#### Excerpted data

■ ■ ■ ■ ■ ■ ■

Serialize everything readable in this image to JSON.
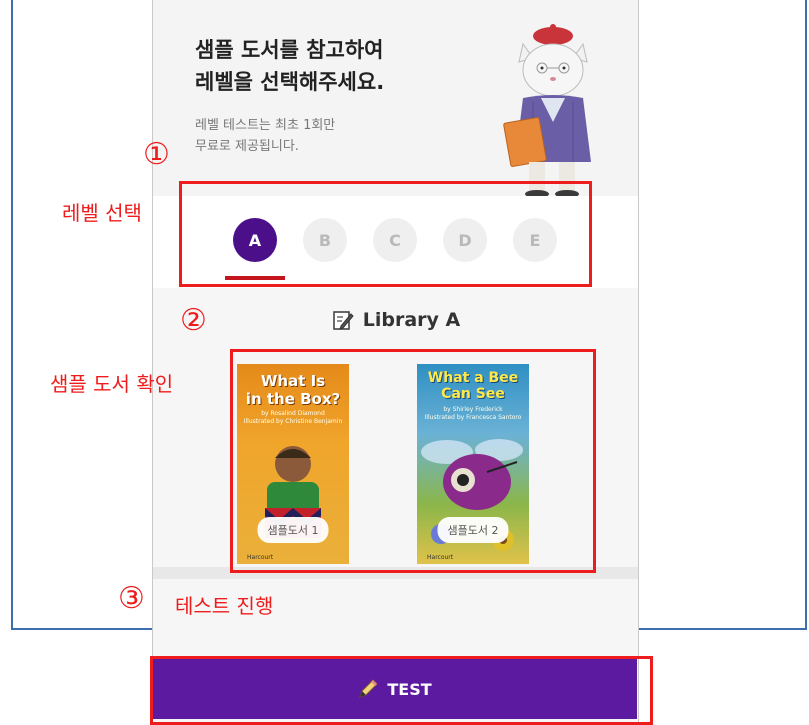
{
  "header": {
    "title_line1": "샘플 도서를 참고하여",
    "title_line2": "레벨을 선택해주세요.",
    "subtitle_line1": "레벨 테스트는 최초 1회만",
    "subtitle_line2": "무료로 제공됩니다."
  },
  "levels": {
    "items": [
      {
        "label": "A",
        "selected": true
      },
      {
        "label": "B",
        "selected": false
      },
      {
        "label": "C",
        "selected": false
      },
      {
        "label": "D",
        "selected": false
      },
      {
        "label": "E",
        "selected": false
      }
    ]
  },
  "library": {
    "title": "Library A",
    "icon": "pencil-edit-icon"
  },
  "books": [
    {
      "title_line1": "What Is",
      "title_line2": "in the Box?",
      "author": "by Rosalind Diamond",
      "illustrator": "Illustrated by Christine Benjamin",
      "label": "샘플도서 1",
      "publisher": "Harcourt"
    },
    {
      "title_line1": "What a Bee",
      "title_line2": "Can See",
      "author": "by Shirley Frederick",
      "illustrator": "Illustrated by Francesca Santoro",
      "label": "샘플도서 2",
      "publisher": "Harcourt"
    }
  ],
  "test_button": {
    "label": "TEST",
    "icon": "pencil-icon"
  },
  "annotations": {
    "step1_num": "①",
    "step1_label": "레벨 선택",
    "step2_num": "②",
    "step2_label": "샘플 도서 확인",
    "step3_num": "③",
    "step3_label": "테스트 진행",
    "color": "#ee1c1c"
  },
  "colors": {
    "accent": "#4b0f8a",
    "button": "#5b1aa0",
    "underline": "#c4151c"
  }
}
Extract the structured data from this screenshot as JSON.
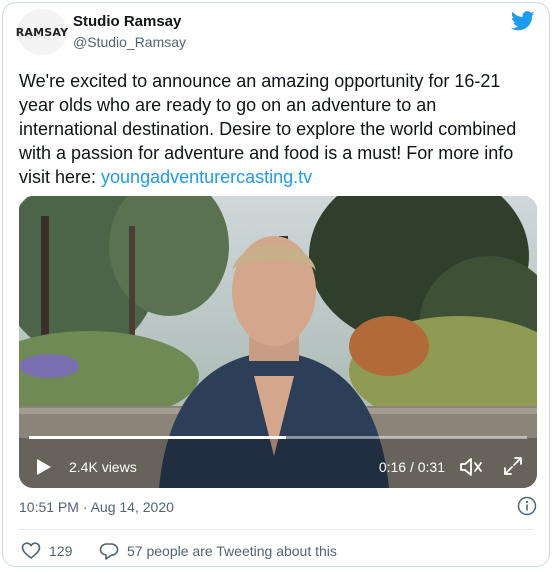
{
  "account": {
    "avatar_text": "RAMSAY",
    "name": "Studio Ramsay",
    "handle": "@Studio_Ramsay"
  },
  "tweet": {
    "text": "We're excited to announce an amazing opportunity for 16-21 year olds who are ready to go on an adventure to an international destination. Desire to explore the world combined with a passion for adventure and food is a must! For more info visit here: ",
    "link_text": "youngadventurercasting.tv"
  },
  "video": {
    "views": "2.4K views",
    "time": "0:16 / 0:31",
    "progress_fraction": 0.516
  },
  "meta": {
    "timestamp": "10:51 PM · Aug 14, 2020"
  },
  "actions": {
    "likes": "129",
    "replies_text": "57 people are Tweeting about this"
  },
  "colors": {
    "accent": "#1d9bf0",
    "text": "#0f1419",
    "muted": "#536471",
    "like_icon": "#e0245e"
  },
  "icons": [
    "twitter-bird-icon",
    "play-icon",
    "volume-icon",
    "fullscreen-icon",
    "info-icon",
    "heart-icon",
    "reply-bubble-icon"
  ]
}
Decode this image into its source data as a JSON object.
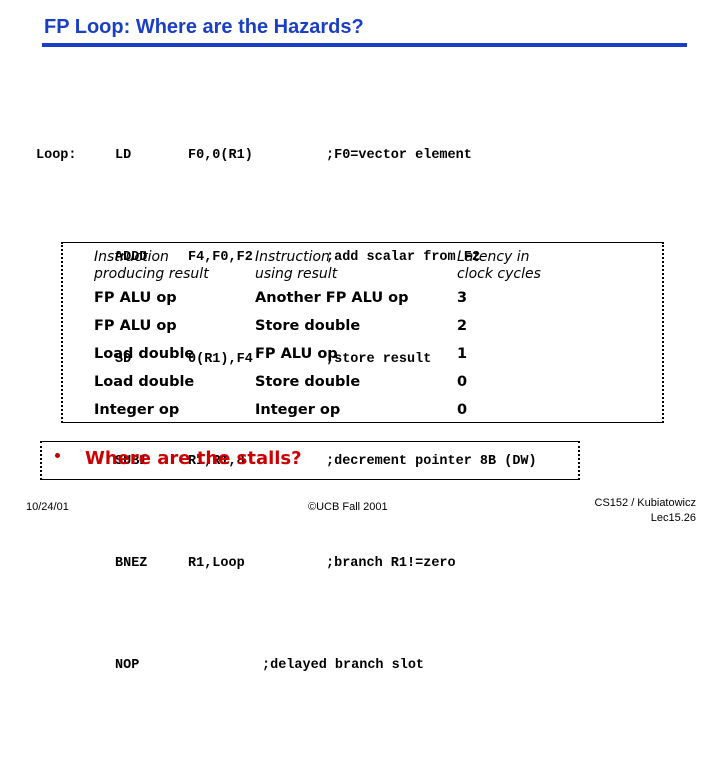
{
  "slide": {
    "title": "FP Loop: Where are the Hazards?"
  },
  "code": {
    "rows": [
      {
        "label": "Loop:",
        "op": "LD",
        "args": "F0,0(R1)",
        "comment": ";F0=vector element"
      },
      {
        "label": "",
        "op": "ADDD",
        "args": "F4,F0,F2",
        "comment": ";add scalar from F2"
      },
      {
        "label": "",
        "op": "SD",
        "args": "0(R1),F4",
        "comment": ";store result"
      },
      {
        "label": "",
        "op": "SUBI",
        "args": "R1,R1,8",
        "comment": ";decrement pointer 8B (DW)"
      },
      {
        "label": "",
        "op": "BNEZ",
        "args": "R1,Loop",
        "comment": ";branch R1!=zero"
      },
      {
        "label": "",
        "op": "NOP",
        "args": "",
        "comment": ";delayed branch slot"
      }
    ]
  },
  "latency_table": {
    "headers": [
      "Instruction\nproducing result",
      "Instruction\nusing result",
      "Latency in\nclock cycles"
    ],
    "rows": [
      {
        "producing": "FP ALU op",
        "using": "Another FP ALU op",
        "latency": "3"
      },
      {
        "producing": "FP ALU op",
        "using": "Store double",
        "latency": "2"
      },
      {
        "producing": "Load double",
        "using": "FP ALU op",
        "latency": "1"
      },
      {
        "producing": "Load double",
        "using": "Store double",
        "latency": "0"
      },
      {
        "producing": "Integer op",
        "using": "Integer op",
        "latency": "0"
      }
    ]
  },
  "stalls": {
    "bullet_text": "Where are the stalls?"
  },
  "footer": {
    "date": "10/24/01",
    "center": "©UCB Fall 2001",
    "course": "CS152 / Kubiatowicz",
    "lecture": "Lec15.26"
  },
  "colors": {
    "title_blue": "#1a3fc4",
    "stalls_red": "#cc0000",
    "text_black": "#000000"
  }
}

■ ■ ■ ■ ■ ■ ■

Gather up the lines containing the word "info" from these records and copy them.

    "text": "We're excited to announce an amazing opportunity for 16-21 year olds who are ready to go on an adventure to an international destination. Desire to explore the world combined with a passion for adventure and food is a must! For more info visit here: ",
    "info-icon",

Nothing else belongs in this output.